Support our Maker Movement!

Just Got Made • 02 May 2019

Support our Makers! I say on a regular basis. Why do I care about it? Here’s something I wrote to explain the problem we face as small makers…

What would happen if we harnessed technology to approach manufacturing in a dynamic, flexible and human way? If everyone could learn the skills to turn an idea into a product, what new solutions would we see emerging to benefit our society? If you could go behind the scenes of a factory, what would you learn?

The way the design community approach manufacturing has changed – no longer about factories and mass production – we are looking for ever more ways to make products personal, unique and changeable.
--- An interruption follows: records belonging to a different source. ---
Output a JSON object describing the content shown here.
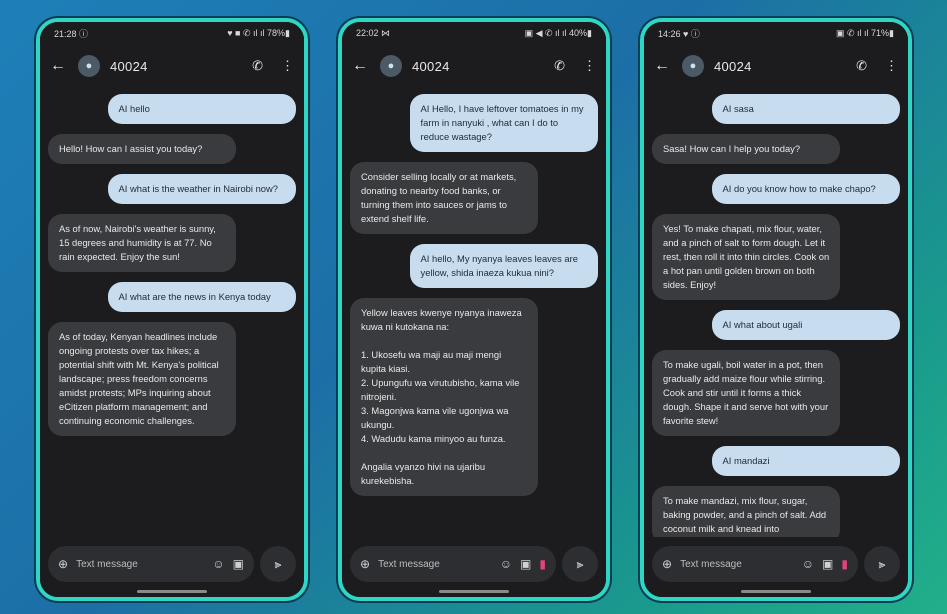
{
  "phones": [
    {
      "status": {
        "time": "21:28 ⓘ",
        "icons": "♥ ■ ✆ ıl ıl 78%▮"
      },
      "contact": "40024",
      "messages": [
        {
          "dir": "out",
          "text": "AI hello"
        },
        {
          "dir": "in",
          "text": "Hello! How can I assist you today?"
        },
        {
          "dir": "out",
          "text": "AI what is the weather in Nairobi now?"
        },
        {
          "dir": "in",
          "text": "As of now, Nairobi's weather is sunny, 15 degrees and humidity is at 77. No rain expected. Enjoy the sun!"
        },
        {
          "dir": "out",
          "text": "AI what are the news in Kenya today"
        },
        {
          "dir": "in",
          "text": "As of today, Kenyan headlines include ongoing protests over tax hikes; a potential shift with Mt. Kenya's political landscape; press freedom concerns amidst protests; MPs inquiring about eCitizen platform management; and continuing economic challenges."
        }
      ],
      "placeholder": "Text message"
    },
    {
      "status": {
        "time": "22:02 ⋈",
        "icons": "▣ ◀ ✆ ıl ıl 40%▮"
      },
      "contact": "40024",
      "messages": [
        {
          "dir": "out",
          "text": "AI Hello, I have leftover tomatoes in my farm in nanyuki , what can I do to reduce wastage?"
        },
        {
          "dir": "in",
          "text": "Consider selling locally or at markets, donating to nearby food banks, or turning them into sauces or jams to extend shelf life."
        },
        {
          "dir": "out",
          "text": "AI hello, My nyanya leaves leaves are yellow, shida inaeza kukua nini?"
        },
        {
          "dir": "in",
          "text": "Yellow leaves kwenye nyanya inaweza kuwa ni kutokana na:\n\n1. Ukosefu wa maji au maji mengi kupita kiasi.\n2. Upungufu wa virutubisho, kama vile nitrojeni.\n3. Magonjwa kama vile ugonjwa wa ukungu.\n4. Wadudu kama minyoo au funza.\n\nAngalia vyanzo hivi na ujaribu kurekebisha."
        }
      ],
      "placeholder": "Text message"
    },
    {
      "status": {
        "time": "14:26 ♥ ⓘ",
        "icons": "▣ ✆ ıl ıl 71%▮"
      },
      "contact": "40024",
      "messages": [
        {
          "dir": "out",
          "text": "AI sasa"
        },
        {
          "dir": "in",
          "text": "Sasa! How can I help you today?"
        },
        {
          "dir": "out",
          "text": "AI do you know how to make chapo?"
        },
        {
          "dir": "in",
          "text": "Yes! To make chapati, mix flour, water, and a pinch of salt to form dough. Let it rest, then roll it into thin circles. Cook on a hot pan until golden brown on both sides. Enjoy!"
        },
        {
          "dir": "out",
          "text": "AI what about ugali"
        },
        {
          "dir": "in",
          "text": "To make ugali, boil water in a pot, then gradually add maize flour while stirring. Cook and stir until it forms a thick dough. Shape it and serve hot with your favorite stew!"
        },
        {
          "dir": "out",
          "text": "AI mandazi"
        },
        {
          "dir": "in",
          "text": "To make mandazi, mix flour, sugar, baking powder, and a pinch of salt. Add coconut milk and knead into"
        }
      ],
      "placeholder": "Text message"
    }
  ],
  "icons": {
    "back": "arrow-left-icon",
    "avatar": "person-icon",
    "call": "phone-icon",
    "more": "more-vert-icon",
    "add": "add-circle-icon",
    "emoji": "emoji-icon",
    "gallery": "gallery-icon",
    "attach": "attach-icon",
    "voice": "voice-icon"
  },
  "colors": {
    "outgoing_bubble": "#c8dcef",
    "incoming_bubble": "#3a3b3e",
    "frame": "#2fd6c6"
  }
}
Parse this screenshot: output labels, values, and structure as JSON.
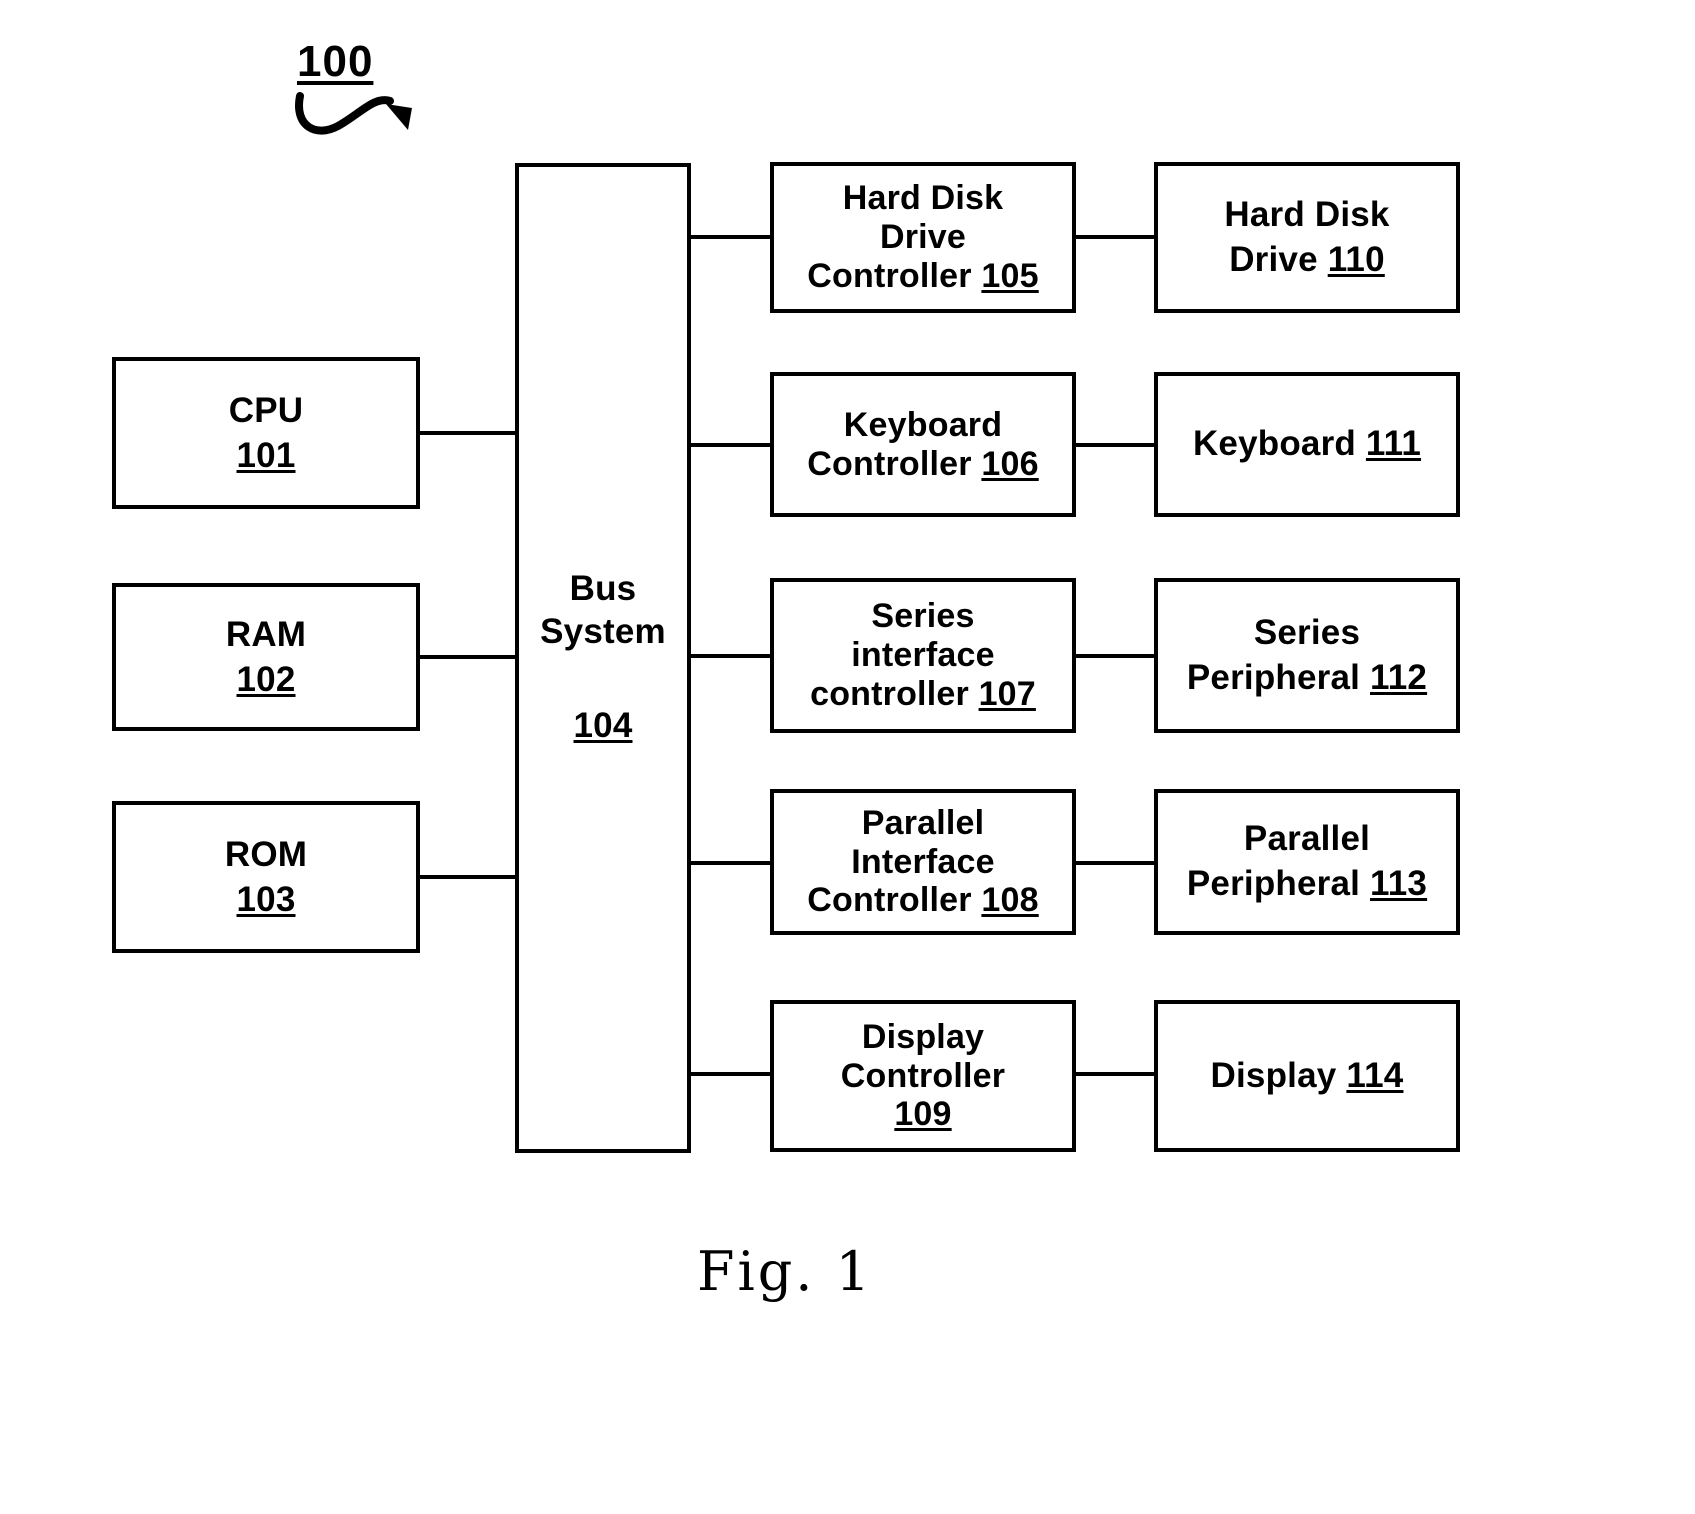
{
  "figure": {
    "reference_label": "100",
    "caption": "Fig. 1"
  },
  "left_column": [
    {
      "name": "cpu",
      "line1": "CPU",
      "ref": "101"
    },
    {
      "name": "ram",
      "line1": "RAM",
      "ref": "102"
    },
    {
      "name": "rom",
      "line1": "ROM",
      "ref": "103"
    }
  ],
  "bus": {
    "line1": "Bus",
    "line2": "System",
    "ref": "104"
  },
  "controllers": [
    {
      "name": "hard-disk-drive-controller",
      "line1": "Hard Disk",
      "line2": "Drive",
      "line3": "Controller",
      "ref": "105"
    },
    {
      "name": "keyboard-controller",
      "line1": "Keyboard",
      "line2": "Controller",
      "ref": "106"
    },
    {
      "name": "series-interface-controller",
      "line1": "Series",
      "line2": "interface",
      "line3": "controller",
      "ref": "107"
    },
    {
      "name": "parallel-interface-controller",
      "line1": "Parallel",
      "line2": "Interface",
      "line3": "Controller",
      "ref": "108"
    },
    {
      "name": "display-controller",
      "line1": "Display",
      "line2": "Controller",
      "ref": "109"
    }
  ],
  "devices": [
    {
      "name": "hard-disk-drive",
      "line1": "Hard Disk",
      "line2": "Drive",
      "ref": "110"
    },
    {
      "name": "keyboard",
      "line1": "Keyboard",
      "ref": "111"
    },
    {
      "name": "series-peripheral",
      "line1": "Series",
      "line2": "Peripheral",
      "ref": "112"
    },
    {
      "name": "parallel-peripheral",
      "line1": "Parallel",
      "line2": "Peripheral",
      "ref": "113"
    },
    {
      "name": "display",
      "line1": "Display",
      "ref": "114"
    }
  ],
  "colors": {
    "stroke": "#000000",
    "background": "#ffffff"
  }
}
Retail understands the new consumer desire for something special, giving customers ever more access to the small, the personal. Yet the amount of support we give to small makers themselves is marginal

Online there is currently no accessible, comprehensive online directory for UK manufacturing across silo-ed areas of making. Our existing databases for sourcing a manufacturer are in the main expensive, heavily guarded and do not include many of the smaller, more modern manufacturers. Specialist groups have sprung up to build wider directories and networks but these are prone to peter out after a couple of years.

Universities are looking the other way, ignoring the practical needs of their students after graduation.

Offline, Makespaces which are applauded as the key to building new maker networks are in reality struggling to do so. There are only 98 makespaces in the country and only a handful of these outside urban hubs. In reality they are engaging very with very few people, the majority being an elite of highly trained design and engineering professionals or enthusiastic hobbyists. This is not representative the vast majority of the Maker Movement operating today. In fact, over 90% of creative entrepreneurs in fact work from home, and a majority are in rural communities – where they are unable to access training and take part in the communities meeting to share and exchange information that these makespaces offer. Not surprisingly, in the same survey, 92% reported feeling isolated (Movers and Shakers report, Microsoft).

We do not feel there is currently a clear way for the majority of makers and designers to access and engage with modern manufacturing, even though we have existing technology that could be reaching people in their own homes to tackle the problems of skills gaps, the siloing of information and even isolation if we build communities around it?

What is the outcome for our maker population? In reality many are avoiding manufacturing altogether, giving up, not getting started or focusing on more easily accessible craft based activities.

Firstly, if our creative workforce are disengaging with manufacturing, how many opportunities for amazing products have we missed?

How many groups outside that makespace elite are not getting their ideas to market? Stifling of creative potential is bad news on an individual and population wide scale.

Secondly, this has a fundamental impact on their ability to scale and grow their business and contributes to low average earnings – women with arts degrees earn on average £12,000 annually, and men with the same training £17,000. Combined with the Maker Movement’s high levels of self employment, and we see a precarious living condition with financial vulnerability (for maternity or sick leave for example) and a decrease in being able to save for the future.

Thirdly, the Just Got Made team believe that by ignoring this situation we are actively contributing to a gender divide and holding women back in the workforce. 85% of the maker movement are female (RSA), but despite this women in particular are under-served in this new work environment and are not accessing and benefiting from existing support. Women are underrepresented in our creative makespaces, coworking and technology hubs, and earn almost a third less than men with the same training. It’s clear we are currently marginalising the majority and need to create solutions for everyone. We suggest that this should be strongly focused on the needs of women (the majority) and start giving a female narrative to making and manufacturing.

Is this really a large-scale, important problem?

Yes. Our self-employed creative workforce has grown by 900,000 over the past decade, and is predicted to continue to increase at a more rapid rate during the next decade.

It seems clear we need to grow a flexible network that reflects the needs of modern makers: human, affordable, simple to use and easy to access from any part of the country. Alongside side this we need to provide access and training, so that our Maker workforce has the relevant skills to engage with it. And we need to make this work for women in particular.

We already have the skills, power and desire so let’s continue to build a stronger backbone for the complex ecosystem of making in the 21st Century.